Here we go again...another hot and steamy day with scattered storm chances. We do have a lot to discuss over the next 24-48 hours so lets get started.
A SEVERE THUNDERSTORM WATCH has been issued until 11pm. This includes all of our Indiana counties, in addition to the Louisville metro, and bascially Etown and points Northward.

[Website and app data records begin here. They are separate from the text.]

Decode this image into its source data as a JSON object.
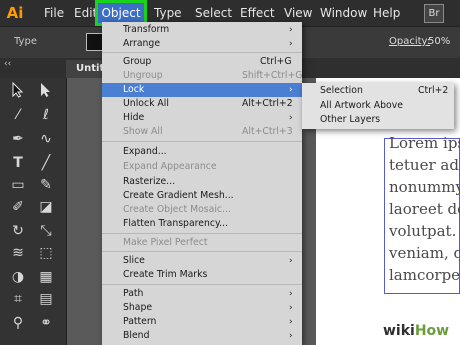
{
  "app": {
    "logo": "Ai"
  },
  "menubar": {
    "items": [
      "File",
      "Edit",
      "Object",
      "Type",
      "Select",
      "Effect",
      "View",
      "Window",
      "Help"
    ],
    "active": "Object",
    "bridge_badge": "Br"
  },
  "control_bar": {
    "selection_label": "Type",
    "opacity_label": "Opacity:",
    "opacity_value": "50%"
  },
  "document_tab": "Untit",
  "object_menu": {
    "items": [
      {
        "label": "Transform",
        "submenu": true
      },
      {
        "label": "Arrange",
        "submenu": true
      },
      {
        "label": "Group",
        "shortcut": "Ctrl+G"
      },
      {
        "label": "Ungroup",
        "shortcut": "Shift+Ctrl+G"
      },
      {
        "label": "Lock",
        "submenu": true,
        "highlighted": true
      },
      {
        "label": "Unlock All",
        "shortcut": "Alt+Ctrl+2"
      },
      {
        "label": "Hide",
        "submenu": true
      },
      {
        "label": "Show All",
        "shortcut": "Alt+Ctrl+3"
      },
      {
        "label": "Expand..."
      },
      {
        "label": "Expand Appearance"
      },
      {
        "label": "Rasterize..."
      },
      {
        "label": "Create Gradient Mesh..."
      },
      {
        "label": "Create Object Mosaic..."
      },
      {
        "label": "Flatten Transparency..."
      },
      {
        "label": "Make Pixel Perfect"
      },
      {
        "label": "Slice",
        "submenu": true
      },
      {
        "label": "Create Trim Marks"
      },
      {
        "label": "Path",
        "submenu": true
      },
      {
        "label": "Shape",
        "submenu": true
      },
      {
        "label": "Pattern",
        "submenu": true
      },
      {
        "label": "Blend",
        "submenu": true
      }
    ],
    "submenu_arrow": "›"
  },
  "lock_submenu": {
    "items": [
      {
        "label": "Selection",
        "shortcut": "Ctrl+2"
      },
      {
        "label": "All Artwork Above"
      },
      {
        "label": "Other Layers"
      }
    ]
  },
  "canvas_text": [
    "Lorem ips",
    "tetuer adip",
    "nonummy",
    "laoreet do",
    "volutpat. U",
    "veniam, qu",
    "lamcorpen"
  ],
  "watermark": {
    "wiki": "wiki",
    "how": "How"
  },
  "colors": {
    "menu_highlight": "#4a7fd4",
    "object_menu_outline": "#1cd31c",
    "logo": "#ff9a00"
  },
  "tools": [
    "selection-tool",
    "direct-selection-tool",
    "magic-wand-tool",
    "lasso-tool",
    "pen-tool",
    "curvature-tool",
    "type-tool",
    "line-tool",
    "rectangle-tool",
    "paintbrush-tool",
    "shaper-tool",
    "eraser-tool",
    "rotate-tool",
    "scale-tool",
    "width-tool",
    "free-transform-tool",
    "shape-builder-tool",
    "perspective-tool",
    "mesh-tool",
    "gradient-tool",
    "eyedropper-tool",
    "blend-tool"
  ]
}
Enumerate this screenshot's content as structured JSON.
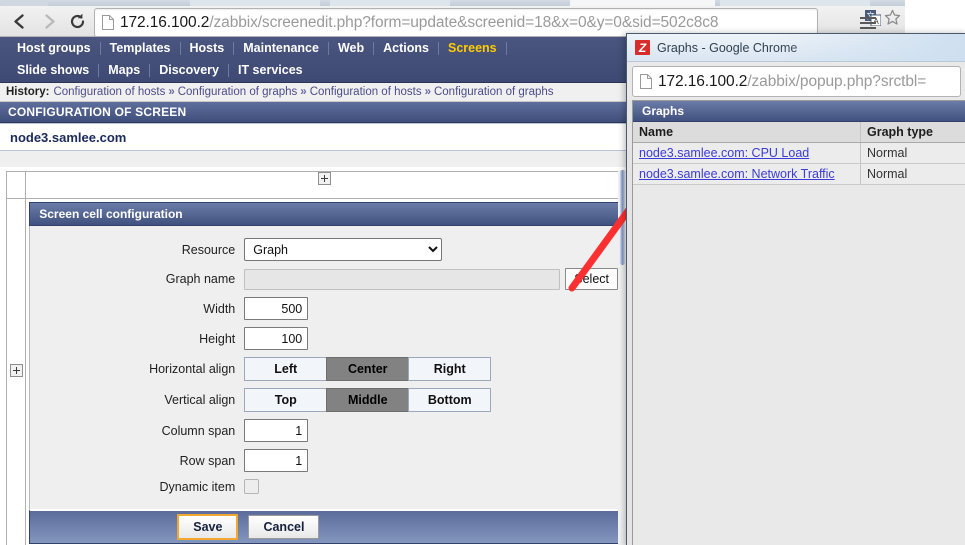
{
  "browser": {
    "back_icon": "back-arrow-icon",
    "forward_icon": "forward-arrow-icon",
    "reload_icon": "reload-icon",
    "page_icon": "page-document-icon",
    "url_host": "172.16.100.2",
    "url_path": "/zabbix/screenedit.php?form=update&screenid=18&x=0&y=0&sid=502c8c8",
    "translate_icon": "translate-icon",
    "bookmark_icon": "star-icon",
    "menu_icon": "hamburger-menu-icon"
  },
  "zabbix": {
    "menu_row1": [
      {
        "label": "Host groups",
        "selected": false
      },
      {
        "label": "Templates",
        "selected": false
      },
      {
        "label": "Hosts",
        "selected": false
      },
      {
        "label": "Maintenance",
        "selected": false
      },
      {
        "label": "Web",
        "selected": false
      },
      {
        "label": "Actions",
        "selected": false
      },
      {
        "label": "Screens",
        "selected": true
      }
    ],
    "menu_row2": [
      {
        "label": "Slide shows",
        "selected": false
      },
      {
        "label": "Maps",
        "selected": false
      },
      {
        "label": "Discovery",
        "selected": false
      },
      {
        "label": "IT services",
        "selected": false
      }
    ],
    "history": {
      "label": "History:",
      "items": [
        "Configuration of hosts",
        "Configuration of graphs",
        "Configuration of hosts",
        "Configuration of graphs"
      ],
      "separator": "»"
    },
    "page_title": "CONFIGURATION OF SCREEN",
    "node_name": "node3.samlee.com",
    "add_cell_icon": "plus-square-icon"
  },
  "form": {
    "title": "Screen cell configuration",
    "fields": {
      "resource_label": "Resource",
      "resource_value": "Graph",
      "resource_options": [
        "Graph"
      ],
      "graph_name_label": "Graph name",
      "graph_name_value": "",
      "select_button": "Select",
      "width_label": "Width",
      "width_value": "500",
      "height_label": "Height",
      "height_value": "100",
      "halign_label": "Horizontal align",
      "halign_options": [
        "Left",
        "Center",
        "Right"
      ],
      "halign_selected": "Center",
      "valign_label": "Vertical align",
      "valign_options": [
        "Top",
        "Middle",
        "Bottom"
      ],
      "valign_selected": "Middle",
      "colspan_label": "Column span",
      "colspan_value": "1",
      "rowspan_label": "Row span",
      "rowspan_value": "1",
      "dynamic_label": "Dynamic item",
      "dynamic_checked": false
    },
    "save_button": "Save",
    "cancel_button": "Cancel"
  },
  "popup": {
    "logo_icon": "zabbix-logo-icon",
    "window_title": "Graphs - Google Chrome",
    "page_icon": "page-document-icon",
    "url_host": "172.16.100.2",
    "url_path": "/zabbix/popup.php?srctbl=",
    "section_title": "Graphs",
    "table": {
      "headers": [
        "Name",
        "Graph type"
      ],
      "rows": [
        {
          "name": "node3.samlee.com: CPU Load",
          "type": "Normal"
        },
        {
          "name": "node3.samlee.com: Network Traffic",
          "type": "Normal"
        }
      ]
    }
  },
  "annotation": {
    "arrow_color": "#fc3030",
    "arrow_name": "red-pointer-arrow"
  }
}
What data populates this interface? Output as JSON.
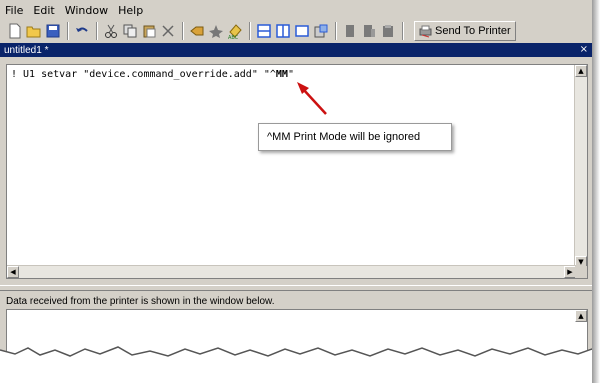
{
  "menu": {
    "file": "File",
    "edit": "Edit",
    "window": "Window",
    "help": "Help"
  },
  "toolbar": {
    "send_label": "Send To Printer",
    "icons": [
      "new-document-icon",
      "open-folder-icon",
      "save-icon",
      "undo-icon",
      "cut-icon",
      "copy-icon",
      "paste-icon",
      "delete-icon",
      "tool-a-icon",
      "tool-b-icon",
      "tool-c-icon",
      "layout-horizontal-icon",
      "layout-vertical-icon",
      "layout-single-icon",
      "layout-other-icon",
      "printer-a-icon",
      "printer-b-icon",
      "printer-c-icon",
      "send-to-printer-icon"
    ]
  },
  "tab": {
    "title": "untitled1 *",
    "close": "×"
  },
  "editor": {
    "line_prefix": "! U1 setvar \"device.command_override.add\" \"^",
    "line_highlight": "MM",
    "line_suffix": "\""
  },
  "tooltip": {
    "text": "^MM Print Mode will be ignored"
  },
  "output": {
    "label": "Data received from the printer is shown in the window below."
  },
  "colors": {
    "tab_bg": "#0a246a",
    "window_bg": "#d4d0c8",
    "arrow": "#cc1111"
  }
}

We'll be battling the 1-2 punch today. Dangerous heat and storm chances. Both will play into each other as the environment will become increasingly unstable in the coming hours. A Heat Advisory remains in effect for much of WAVE country. The counties outlined in orange are under the advisory...this does include the Louisville metro. Bottom line, whether you're included or not in the advisory it will be extremely hot and muggy for all of the region. As the cumulus clouds increase with height storms will develop. Where this happens first temps may hold steady in the low 90s. Areas that see sunshine for a longer period of time will warm into the mid 90s, or higher. No matter the actual air temperature, high dew points and high humidity readings will make it feel at or above 100 degrees for nearly all of us. So take it easy today and drink lots of water.
DAMAGING WINDS RISK
A slight risk of severe weather has been issued by the Storm Prediction Center for all of the WAVE 3 viewing area. The atmosphere will become increasingly unstable as the day goes on. An approaching cold front from the North will trigger thunderstorm development. There will be many factors playing into this possible severe weather set up. First, dew point readings will increase...68-75 degrees. This means the amount of available moisture is impressive which leads up to believe any storm that develops will produce extremely heavy rain, in addition to thousands of lightning strikes. Unlike the last few days, these storms won't be as stationary. The cold front will push them a bit which will increase their speed...so while heavy rain is expected and a quick 1-3" of rain is possible, they won't be as stationary as days past. As these storms initiate in Southwest Indiana they're likely to start supercellular. With a LI (lifted index)of -9 and CAPE (convective available potential energy) of 4500 an ideal supercell set up is possible. Should these cells become supercellular in nature large hail will become a threat as well. A moderate updraft could mean an isolated spin up when these storms first initiate. Again, the best location for these would be North of the river in our Indiana counties. The main area of shear is located in North Central Indiana. Because of this, big time tornadoes aren't in the forecast...we're missing a big component for large tornadoes. Shear is critical...it''s the twisting of the winds at different levels of the atmosphere...this was ever so present on March 2nd. Even though the strongest of the shear is well North of our area there is still enough instability in our area that should any supercell storms form an isolated tornado can't be ruled out. These storms have started to form in South Central Illinois and are crossing the Illinois/Indiana line. We expect these storms to turn more linear as the day wears on eventually sliding South and East, crossing the river, into parts of Kentucky. Severe thunderstorm chances are possible now through later this evening. As of now the best chance for any severe weather in Louisville will be around rush hour through 8 pm. We did have scattered storms roll through parts of the area earlier...we'll have to wait and see if any of those will have done just enough to lessen the potential severe threat. Either way, these summer time storms could be strong enough to mimic the set up yesterday in addition to an isolated tornado warning. As temperatures warm tomorrow we'll see a reinforcing shot of strong to severe storms primarily focused to our Southern counties. Stay tuned to WAVE 3 news for the latest.